And while Donald Trump has been able to command attention via social media and television, in the eyes of this dramaturg he was less successful on the trail because of his choice of venues, such as the Crown Coliseum in Fayetteville, N.C., on March 9. Unlike in ancient Greece, where the architecture and acoustics were designed to focus the audience’s attention on the actors, Trump routinely scheduled events that took place in arenas made for sports and crowds of more than 10,000 people. Such choices made for a yuge (sorry) challenge in connecting with the individual voter. While Trump certainly captivated many with his provocative rhetoric (“I am 100 percent committed to waterboarding,” “The border is letting in Syrians; we don’t know if they are ISIS,” and, “In the good old days, this didn’t used to happen, because they used to treat them very rough”), at times his audiences appeared to be more interested in their phones. None of the large video screens familiar to fans of hockey or basketball were used, leaving many unable to actually see his facial expressions and gestures. Bright fluorescent lighting provided little nuance, and his self-curated playlist—ranging from the Alan Parsons Project to Luciano Pavarotti—provided little context or point of view.
Of course, both campaigns climaxed with televised conventions that were stage-managed within an inch of their lives for viewers at home, and while there was the usual range of speeches from brilliant to dull, also as usual the real drama emerged from the unexpected, like Ted Cruz’s pointed non-endorsement of Trump at the RNC or the passionate, often tearful protests of Sanders supporters at the DNC.

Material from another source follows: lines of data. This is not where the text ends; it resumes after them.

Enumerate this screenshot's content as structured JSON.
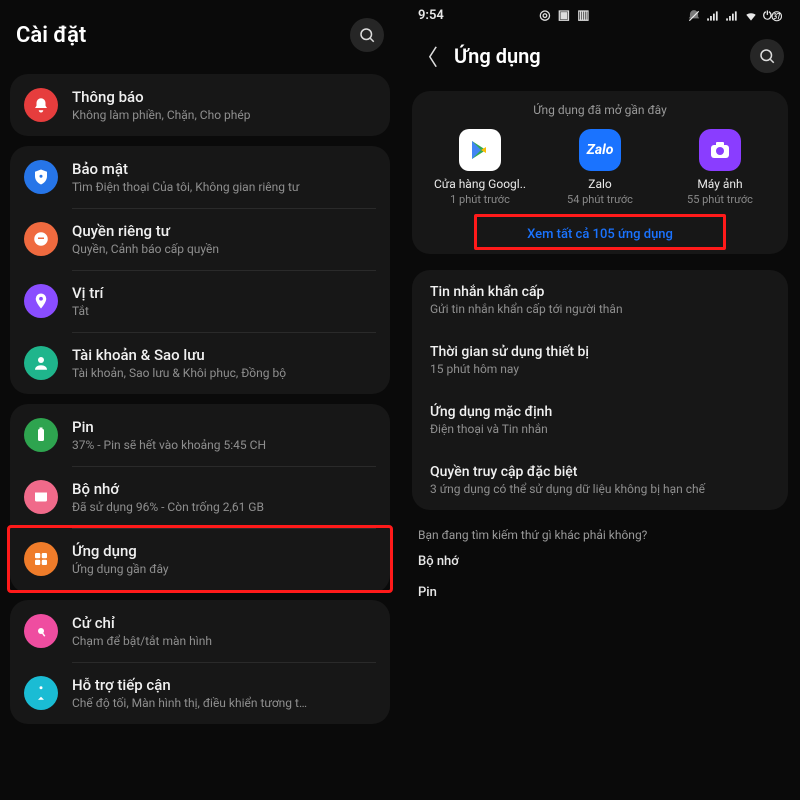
{
  "left": {
    "title": "Cài đặt",
    "groups": [
      {
        "items": [
          {
            "icon": "bell-icon",
            "bg": "bg-red",
            "title": "Thông báo",
            "sub": "Không làm phiền, Chặn, Cho phép"
          }
        ]
      },
      {
        "items": [
          {
            "icon": "shield-icon",
            "bg": "bg-blue",
            "title": "Bảo mật",
            "sub": "Tìm Điện thoại Của tôi, Không gian riêng tư"
          },
          {
            "icon": "hand-icon",
            "bg": "bg-orange",
            "title": "Quyền riêng tư",
            "sub": "Quyền, Cảnh báo cấp quyền"
          },
          {
            "icon": "pin-icon",
            "bg": "bg-purple",
            "title": "Vị trí",
            "sub": "Tắt"
          },
          {
            "icon": "person-icon",
            "bg": "bg-teal",
            "title": "Tài khoản & Sao lưu",
            "sub": "Tài khoản, Sao lưu & Khôi phục, Đồng bộ"
          }
        ]
      },
      {
        "items": [
          {
            "icon": "battery-icon",
            "bg": "bg-green",
            "title": "Pin",
            "sub": "37% - Pin sẽ hết vào khoảng 5:45 CH"
          },
          {
            "icon": "storage-icon",
            "bg": "bg-pink",
            "title": "Bộ nhớ",
            "sub": "Đã sử dụng 96% - Còn trống 2,61 GB"
          },
          {
            "icon": "apps-icon",
            "bg": "bg-or2",
            "title": "Ứng dụng",
            "sub": "Ứng dụng gần đây",
            "highlight": true
          }
        ]
      },
      {
        "items": [
          {
            "icon": "touch-icon",
            "bg": "bg-pink2",
            "title": "Cử chỉ",
            "sub": "Chạm để bật/tắt màn hình"
          },
          {
            "icon": "a11y-icon",
            "bg": "bg-cyan",
            "title": "Hỗ trợ tiếp cận",
            "sub": "Chế độ tối, Màn hình thị, điều khiển tương t…"
          }
        ]
      }
    ]
  },
  "right": {
    "status_time": "9:54",
    "title": "Ứng dụng",
    "recent_label": "Ứng dụng đã mở gần đây",
    "apps": [
      {
        "name": "Cửa hàng Googl..",
        "time": "1 phút trước",
        "ico": "play"
      },
      {
        "name": "Zalo",
        "time": "54 phút trước",
        "ico": "zalo"
      },
      {
        "name": "Máy ảnh",
        "time": "55 phút trước",
        "ico": "cam"
      }
    ],
    "all_link": "Xem tất cả 105 ứng dụng",
    "rows": [
      {
        "title": "Tin nhắn khẩn cấp",
        "sub": "Gửi tin nhắn khẩn cấp tới người thân"
      },
      {
        "title": "Thời gian sử dụng thiết bị",
        "sub": "15 phút hôm nay"
      },
      {
        "title": "Ứng dụng mặc định",
        "sub": "Điện thoại và Tin nhắn"
      },
      {
        "title": "Quyền truy cập đặc biệt",
        "sub": "3 ứng dụng có thể sử dụng dữ liệu không bị hạn chế"
      }
    ],
    "footer_q": "Bạn đang tìm kiếm thứ gì khác phải không?",
    "footer_links": [
      "Bộ nhớ",
      "Pin"
    ]
  }
}
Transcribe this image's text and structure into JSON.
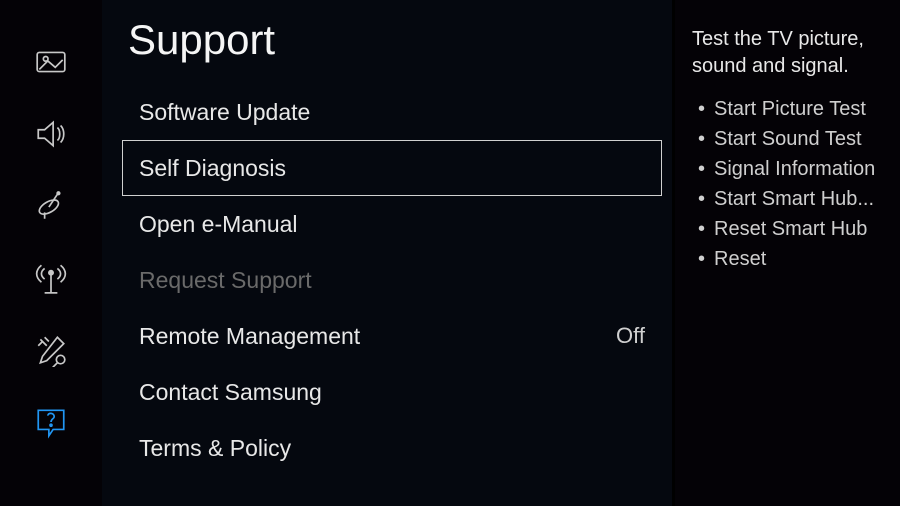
{
  "sidebar": {
    "items": [
      {
        "name": "picture-icon"
      },
      {
        "name": "sound-icon"
      },
      {
        "name": "broadcasting-icon"
      },
      {
        "name": "network-icon"
      },
      {
        "name": "system-icon"
      },
      {
        "name": "support-icon"
      }
    ]
  },
  "main": {
    "title": "Support",
    "items": [
      {
        "label": "Software Update",
        "value": "",
        "state": "normal"
      },
      {
        "label": "Self Diagnosis",
        "value": "",
        "state": "selected"
      },
      {
        "label": "Open e-Manual",
        "value": "",
        "state": "normal"
      },
      {
        "label": "Request Support",
        "value": "",
        "state": "disabled"
      },
      {
        "label": "Remote Management",
        "value": "Off",
        "state": "normal"
      },
      {
        "label": "Contact Samsung",
        "value": "",
        "state": "normal"
      },
      {
        "label": "Terms & Policy",
        "value": "",
        "state": "normal"
      }
    ]
  },
  "detail": {
    "description": "Test the TV picture, sound and signal.",
    "bullets": [
      "Start Picture Test",
      "Start Sound Test",
      "Signal Information",
      "Start Smart Hub...",
      "Reset Smart Hub",
      "Reset"
    ]
  },
  "colors": {
    "accent": "#2196f3",
    "panelBg": "#05080f"
  }
}
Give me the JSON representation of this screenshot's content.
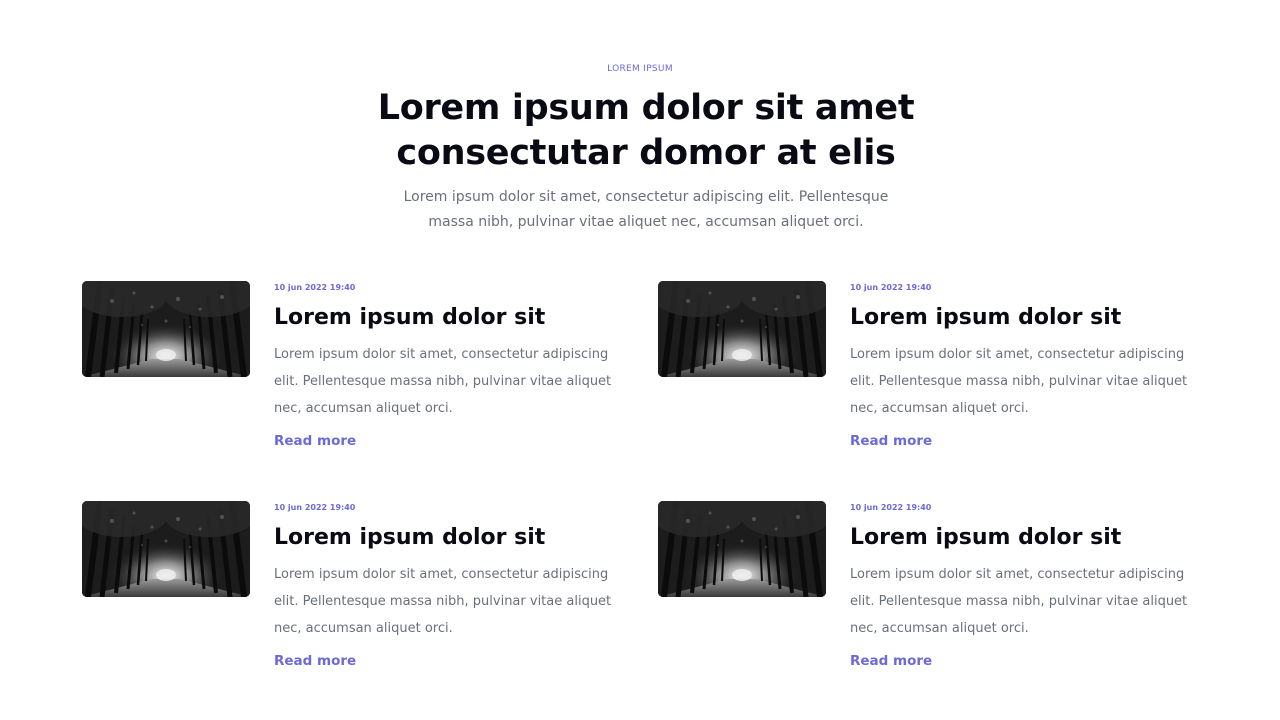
{
  "header": {
    "eyebrow": "LOREM IPSUM",
    "title": "Lorem ipsum dolor sit amet consectutar domor at elis",
    "subtitle": "Lorem ipsum dolor sit amet, consectetur adipiscing elit. Pellentesque massa nibh, pulvinar vitae aliquet nec, accumsan aliquet orci."
  },
  "colors": {
    "accent": "#6c6ad6",
    "heading": "#0a0a14",
    "body_text": "#6b6f7a"
  },
  "posts": [
    {
      "date": "10 jun 2022 19:40",
      "title": "Lorem ipsum dolor sit",
      "excerpt": "Lorem ipsum dolor sit amet, consectetur adipiscing elit. Pellentesque massa nibh, pulvinar vitae aliquet nec, accumsan aliquet orci.",
      "link": "Read more",
      "image": "tree-tunnel-photo"
    },
    {
      "date": "10 jun 2022 19:40",
      "title": "Lorem ipsum dolor sit",
      "excerpt": "Lorem ipsum dolor sit amet, consectetur adipiscing elit. Pellentesque massa nibh, pulvinar vitae aliquet nec, accumsan aliquet orci.",
      "link": "Read more",
      "image": "tree-tunnel-photo"
    },
    {
      "date": "10 jun 2022 19:40",
      "title": "Lorem ipsum dolor sit",
      "excerpt": "Lorem ipsum dolor sit amet, consectetur adipiscing elit. Pellentesque massa nibh, pulvinar vitae aliquet nec, accumsan aliquet orci.",
      "link": "Read more",
      "image": "tree-tunnel-photo"
    },
    {
      "date": "10 jun 2022 19:40",
      "title": "Lorem ipsum dolor sit",
      "excerpt": "Lorem ipsum dolor sit amet, consectetur adipiscing elit. Pellentesque massa nibh, pulvinar vitae aliquet nec, accumsan aliquet orci.",
      "link": "Read more",
      "image": "tree-tunnel-photo"
    }
  ]
}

After looking at several months of campaign events, I got a genuine sense that politics are being performed for the electorate rather than with us. There was never a dull moment. But perhaps there should be. Our republic, if we can keep it, is predicated on the notion that we be well informed. But are we? Do we want to actually engage with policy or are we content with a two-dimensional democracy?
Alexis de Tocqueville, observing both our theatre and our politics in 1840 while touring America, noted:
The democratic audience listens in the theatre but does not read plays. Most of the spectators are not looking for pleasures of the mind, but for lively emotions of the heart. They want to see a play, not discover a fine work of literature and, provided the author writes his native tongue well enough to be understood, and his characters excite curiosity and arouse sympathy, the audience is satisfied. They ask no more of fiction, and go back immediately to real life.
If this dramaturg could implore readers, voters, citizens to do one thing based on what was experienced in 2016, it is this: Get in the rooms. All it takes is an RSVP of “yes.” You’ll inevitably grow tired of the song “Roar,” and perhaps not be able to unsee John Boehner dancing. But the real election is taking place live on stages around the county, not just on your screens.
Michele Volansky is chair and associate professor in the Department of Theatre and Dance at Maryland’s Washington College, and associate artist/conference dramaturg for PlayPenn. This originally appeared in American Theatre magazine, Vol. 33, No. 7. Used by permission from Theatre Communications Group.